**Required work:** Please give the data again in full, exactly as provided.

Saved entries
-=-=-
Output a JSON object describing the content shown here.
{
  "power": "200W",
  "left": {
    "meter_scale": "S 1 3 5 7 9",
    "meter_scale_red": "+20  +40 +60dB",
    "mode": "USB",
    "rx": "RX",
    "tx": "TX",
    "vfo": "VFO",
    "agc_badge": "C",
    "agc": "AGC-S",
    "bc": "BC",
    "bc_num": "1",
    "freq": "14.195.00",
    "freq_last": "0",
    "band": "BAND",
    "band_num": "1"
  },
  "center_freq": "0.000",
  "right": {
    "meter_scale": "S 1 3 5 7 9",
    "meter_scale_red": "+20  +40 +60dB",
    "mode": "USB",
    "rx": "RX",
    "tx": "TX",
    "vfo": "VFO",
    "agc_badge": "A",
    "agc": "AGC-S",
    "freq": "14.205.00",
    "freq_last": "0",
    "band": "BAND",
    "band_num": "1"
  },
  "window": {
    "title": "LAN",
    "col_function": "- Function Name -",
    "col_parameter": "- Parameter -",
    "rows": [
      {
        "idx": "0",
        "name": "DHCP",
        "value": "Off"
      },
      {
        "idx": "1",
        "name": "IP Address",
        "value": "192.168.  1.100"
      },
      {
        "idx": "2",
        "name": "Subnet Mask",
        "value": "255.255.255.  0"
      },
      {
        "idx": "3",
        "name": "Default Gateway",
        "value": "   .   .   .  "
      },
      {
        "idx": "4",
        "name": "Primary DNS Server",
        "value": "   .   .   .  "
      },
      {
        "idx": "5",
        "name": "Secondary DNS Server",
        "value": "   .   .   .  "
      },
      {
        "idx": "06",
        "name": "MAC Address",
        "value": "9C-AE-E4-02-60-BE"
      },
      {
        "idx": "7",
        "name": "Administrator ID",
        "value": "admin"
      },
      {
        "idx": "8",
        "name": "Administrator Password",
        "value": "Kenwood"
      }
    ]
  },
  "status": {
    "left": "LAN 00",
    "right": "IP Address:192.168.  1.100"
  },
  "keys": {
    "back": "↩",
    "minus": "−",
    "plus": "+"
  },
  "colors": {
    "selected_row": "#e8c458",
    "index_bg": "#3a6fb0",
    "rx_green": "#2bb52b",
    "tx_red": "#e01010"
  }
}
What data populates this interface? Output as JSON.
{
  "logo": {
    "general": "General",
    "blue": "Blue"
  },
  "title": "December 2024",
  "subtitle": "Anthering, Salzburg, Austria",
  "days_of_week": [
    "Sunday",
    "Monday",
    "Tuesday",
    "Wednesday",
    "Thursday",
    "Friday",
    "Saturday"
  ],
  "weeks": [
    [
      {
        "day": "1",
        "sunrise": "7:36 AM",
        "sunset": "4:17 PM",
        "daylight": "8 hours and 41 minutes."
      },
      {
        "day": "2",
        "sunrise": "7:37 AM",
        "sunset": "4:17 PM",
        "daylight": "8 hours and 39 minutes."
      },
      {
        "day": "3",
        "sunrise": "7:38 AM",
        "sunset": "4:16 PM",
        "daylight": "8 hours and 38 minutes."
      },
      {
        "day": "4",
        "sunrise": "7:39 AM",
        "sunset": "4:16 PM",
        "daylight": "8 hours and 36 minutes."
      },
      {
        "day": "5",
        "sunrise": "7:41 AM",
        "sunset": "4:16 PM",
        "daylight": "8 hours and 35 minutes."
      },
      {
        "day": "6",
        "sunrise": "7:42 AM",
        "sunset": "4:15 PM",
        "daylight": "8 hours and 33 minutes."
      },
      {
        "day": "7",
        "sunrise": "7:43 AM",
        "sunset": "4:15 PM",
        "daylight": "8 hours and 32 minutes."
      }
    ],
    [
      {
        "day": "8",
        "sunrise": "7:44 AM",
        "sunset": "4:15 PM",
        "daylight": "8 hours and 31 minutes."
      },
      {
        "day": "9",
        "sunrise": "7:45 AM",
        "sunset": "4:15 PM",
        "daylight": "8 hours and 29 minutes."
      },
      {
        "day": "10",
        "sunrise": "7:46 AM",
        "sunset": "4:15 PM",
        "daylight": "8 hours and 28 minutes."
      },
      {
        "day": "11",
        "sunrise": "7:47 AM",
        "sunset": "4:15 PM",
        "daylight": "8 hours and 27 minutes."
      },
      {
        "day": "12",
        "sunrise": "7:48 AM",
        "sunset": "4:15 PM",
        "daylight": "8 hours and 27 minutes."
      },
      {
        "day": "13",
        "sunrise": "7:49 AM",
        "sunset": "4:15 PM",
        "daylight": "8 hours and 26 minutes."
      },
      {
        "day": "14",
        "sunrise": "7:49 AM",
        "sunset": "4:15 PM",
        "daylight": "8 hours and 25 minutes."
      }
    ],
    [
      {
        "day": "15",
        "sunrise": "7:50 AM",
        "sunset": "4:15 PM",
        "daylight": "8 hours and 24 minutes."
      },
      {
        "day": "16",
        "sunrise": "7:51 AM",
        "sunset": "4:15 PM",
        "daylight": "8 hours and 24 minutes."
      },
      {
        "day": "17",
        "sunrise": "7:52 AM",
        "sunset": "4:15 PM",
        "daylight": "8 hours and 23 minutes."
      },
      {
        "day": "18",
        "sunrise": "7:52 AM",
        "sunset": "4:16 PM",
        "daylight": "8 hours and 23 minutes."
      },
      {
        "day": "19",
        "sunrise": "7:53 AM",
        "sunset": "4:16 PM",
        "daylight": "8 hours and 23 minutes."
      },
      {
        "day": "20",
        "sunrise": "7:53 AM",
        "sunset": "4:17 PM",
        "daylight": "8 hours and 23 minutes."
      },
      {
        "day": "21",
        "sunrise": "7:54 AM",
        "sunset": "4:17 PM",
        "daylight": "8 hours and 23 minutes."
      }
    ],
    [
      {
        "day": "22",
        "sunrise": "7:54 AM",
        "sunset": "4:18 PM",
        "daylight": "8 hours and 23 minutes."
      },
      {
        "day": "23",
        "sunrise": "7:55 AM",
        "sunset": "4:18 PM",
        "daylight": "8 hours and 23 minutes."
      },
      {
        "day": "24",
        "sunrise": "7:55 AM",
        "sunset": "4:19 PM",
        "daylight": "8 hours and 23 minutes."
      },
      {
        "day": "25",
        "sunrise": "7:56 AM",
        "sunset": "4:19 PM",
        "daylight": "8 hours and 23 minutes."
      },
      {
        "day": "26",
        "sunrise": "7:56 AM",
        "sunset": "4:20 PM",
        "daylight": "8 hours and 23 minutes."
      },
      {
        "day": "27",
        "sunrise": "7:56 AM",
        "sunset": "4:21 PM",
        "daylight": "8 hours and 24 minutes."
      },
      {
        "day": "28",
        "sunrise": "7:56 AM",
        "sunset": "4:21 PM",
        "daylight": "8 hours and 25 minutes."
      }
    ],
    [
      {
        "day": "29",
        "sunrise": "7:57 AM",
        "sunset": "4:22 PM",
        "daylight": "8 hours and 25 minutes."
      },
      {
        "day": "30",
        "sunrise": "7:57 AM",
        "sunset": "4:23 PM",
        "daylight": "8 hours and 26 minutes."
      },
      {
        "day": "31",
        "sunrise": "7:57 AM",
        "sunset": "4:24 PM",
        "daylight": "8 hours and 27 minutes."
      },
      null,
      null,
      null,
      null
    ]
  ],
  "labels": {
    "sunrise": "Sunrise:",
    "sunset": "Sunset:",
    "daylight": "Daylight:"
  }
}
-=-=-
**Answer to the exercise:**
Output a JSON object describing the content shown here.
{
  "power": "200W",
  "left": {
    "meter_scale": "S 1 3 5 7 9",
    "meter_scale_red": "+20  +40 +60dB",
    "mode": "USB",
    "rx": "RX",
    "tx": "TX",
    "vfo": "VFO",
    "agc_badge": "C",
    "agc": "AGC-S",
    "bc": "BC",
    "bc_num": "1",
    "freq": "14.195.00",
    "freq_last": "0",
    "band": "BAND",
    "band_num": "1"
  },
  "center_freq": "0.000",
  "right": {
    "meter_scale": "S 1 3 5 7 9",
    "meter_scale_red": "+20  +40 +60dB",
    "mode": "USB",
    "rx": "RX",
    "tx": "TX",
    "vfo": "VFO",
    "agc_badge": "A",
    "agc": "AGC-S",
    "freq": "14.205.00",
    "freq_last": "0",
    "band": "BAND",
    "band_num": "1"
  },
  "window": {
    "title": "LAN",
    "col_function": "- Function Name -",
    "col_parameter": "- Parameter -",
    "rows": [
      {
        "idx": "0",
        "name": "DHCP",
        "value": "Off"
      },
      {
        "idx": "1",
        "name": "IP Address",
        "value": "192.168.  1.100"
      },
      {
        "idx": "2",
        "name": "Subnet Mask",
        "value": "255.255.255.  0"
      },
      {
        "idx": "3",
        "name": "Default Gateway",
        "value": "   .   .   .  "
      },
      {
        "idx": "4",
        "name": "Primary DNS Server",
        "value": "   .   .   .  "
      },
      {
        "idx": "5",
        "name": "Secondary DNS Server",
        "value": "   .   .   .  "
      },
      {
        "idx": "06",
        "name": "MAC Address",
        "value": "9C-AE-E4-02-60-BE"
      },
      {
        "idx": "7",
        "name": "Administrator ID",
        "value": "admin"
      },
      {
        "idx": "8",
        "name": "Administrator Password",
        "value": "Kenwood"
      }
    ]
  },
  "status": {
    "left": "LAN 00",
    "right": "IP Address:192.168.  1.100"
  },
  "keys": {
    "back": "↩",
    "minus": "−",
    "plus": "+"
  },
  "colors": {
    "selected_row": "#e8c458",
    "index_bg": "#3a6fb0",
    "rx_green": "#2bb52b",
    "tx_red": "#e01010"
  }
}
What data populates this interface? Output as JSON.
{
  "logo": {
    "general": "General",
    "blue": "Blue"
  },
  "title": "December 2024",
  "subtitle": "Anthering, Salzburg, Austria",
  "days_of_week": [
    "Sunday",
    "Monday",
    "Tuesday",
    "Wednesday",
    "Thursday",
    "Friday",
    "Saturday"
  ],
  "weeks": [
    [
      {
        "day": "1",
        "sunrise": "7:36 AM",
        "sunset": "4:17 PM",
        "daylight": "8 hours and 41 minutes."
      },
      {
        "day": "2",
        "sunrise": "7:37 AM",
        "sunset": "4:17 PM",
        "daylight": "8 hours and 39 minutes."
      },
      {
        "day": "3",
        "sunrise": "7:38 AM",
        "sunset": "4:16 PM",
        "daylight": "8 hours and 38 minutes."
      },
      {
        "day": "4",
        "sunrise": "7:39 AM",
        "sunset": "4:16 PM",
        "daylight": "8 hours and 36 minutes."
      },
      {
        "day": "5",
        "sunrise": "7:41 AM",
        "sunset": "4:16 PM",
        "daylight": "8 hours and 35 minutes."
      },
      {
        "day": "6",
        "sunrise": "7:42 AM",
        "sunset": "4:15 PM",
        "daylight": "8 hours and 33 minutes."
      },
      {
        "day": "7",
        "sunrise": "7:43 AM",
        "sunset": "4:15 PM",
        "daylight": "8 hours and 32 minutes."
      }
    ],
    [
      {
        "day": "8",
        "sunrise": "7:44 AM",
        "sunset": "4:15 PM",
        "daylight": "8 hours and 31 minutes."
      },
      {
        "day": "9",
        "sunrise": "7:45 AM",
        "sunset": "4:15 PM",
        "daylight": "8 hours and 29 minutes."
      },
      {
        "day": "10",
        "sunrise": "7:46 AM",
        "sunset": "4:15 PM",
        "daylight": "8 hours and 28 minutes."
      },
      {
        "day": "11",
        "sunrise": "7:47 AM",
        "sunset": "4:15 PM",
        "daylight": "8 hours and 27 minutes."
      },
      {
        "day": "12",
        "sunrise": "7:48 AM",
        "sunset": "4:15 PM",
        "daylight": "8 hours and 27 minutes."
      },
      {
        "day": "13",
        "sunrise": "7:49 AM",
        "sunset": "4:15 PM",
        "daylight": "8 hours and 26 minutes."
      },
      {
        "day": "14",
        "sunrise": "7:49 AM",
        "sunset": "4:15 PM",
        "daylight": "8 hours and 25 minutes."
      }
    ],
    [
      {
        "day": "15",
        "sunrise": "7:50 AM",
        "sunset": "4:15 PM",
        "daylight": "8 hours and 24 minutes."
      },
      {
        "day": "16",
        "sunrise": "7:51 AM",
        "sunset": "4:15 PM",
        "daylight": "8 hours and 24 minutes."
      },
      {
        "day": "17",
        "sunrise": "7:52 AM",
        "sunset": "4:15 PM",
        "daylight": "8 hours and 23 minutes."
      },
      {
        "day": "18",
        "sunrise": "7:52 AM",
        "sunset": "4:16 PM",
        "daylight": "8 hours and 23 minutes."
      },
      {
        "day": "19",
        "sunrise": "7:53 AM",
        "sunset": "4:16 PM",
        "daylight": "8 hours and 23 minutes."
      },
      {
        "day": "20",
        "sunrise": "7:53 AM",
        "sunset": "4:17 PM",
        "daylight": "8 hours and 23 minutes."
      },
      {
        "day": "21",
        "sunrise": "7:54 AM",
        "sunset": "4:17 PM",
        "daylight": "8 hours and 23 minutes."
      }
    ],
    [
      {
        "day": "22",
        "sunrise": "7:54 AM",
        "sunset": "4:18 PM",
        "daylight": "8 hours and 23 minutes."
      },
      {
        "day": "23",
        "sunrise": "7:55 AM",
        "sunset": "4:18 PM",
        "daylight": "8 hours and 23 minutes."
      },
      {
        "day": "24",
        "sunrise": "7:55 AM",
        "sunset": "4:19 PM",
        "daylight": "8 hours and 23 minutes."
      },
      {
        "day": "25",
        "sunrise": "7:56 AM",
        "sunset": "4:19 PM",
        "daylight": "8 hours and 23 minutes."
      },
      {
        "day": "26",
        "sunrise": "7:56 AM",
        "sunset": "4:20 PM",
        "daylight": "8 hours and 23 minutes."
      },
      {
        "day": "27",
        "sunrise": "7:56 AM",
        "sunset": "4:21 PM",
        "daylight": "8 hours and 24 minutes."
      },
      {
        "day": "28",
        "sunrise": "7:56 AM",
        "sunset": "4:21 PM",
        "daylight": "8 hours and 25 minutes."
      }
    ],
    [
      {
        "day": "29",
        "sunrise": "7:57 AM",
        "sunset": "4:22 PM",
        "daylight": "8 hours and 25 minutes."
      },
      {
        "day": "30",
        "sunrise": "7:57 AM",
        "sunset": "4:23 PM",
        "daylight": "8 hours and 26 minutes."
      },
      {
        "day": "31",
        "sunrise": "7:57 AM",
        "sunset": "4:24 PM",
        "daylight": "8 hours and 27 minutes."
      },
      null,
      null,
      null,
      null
    ]
  ],
  "labels": {
    "sunrise": "Sunrise:",
    "sunset": "Sunset:",
    "daylight": "Daylight:"
  }
}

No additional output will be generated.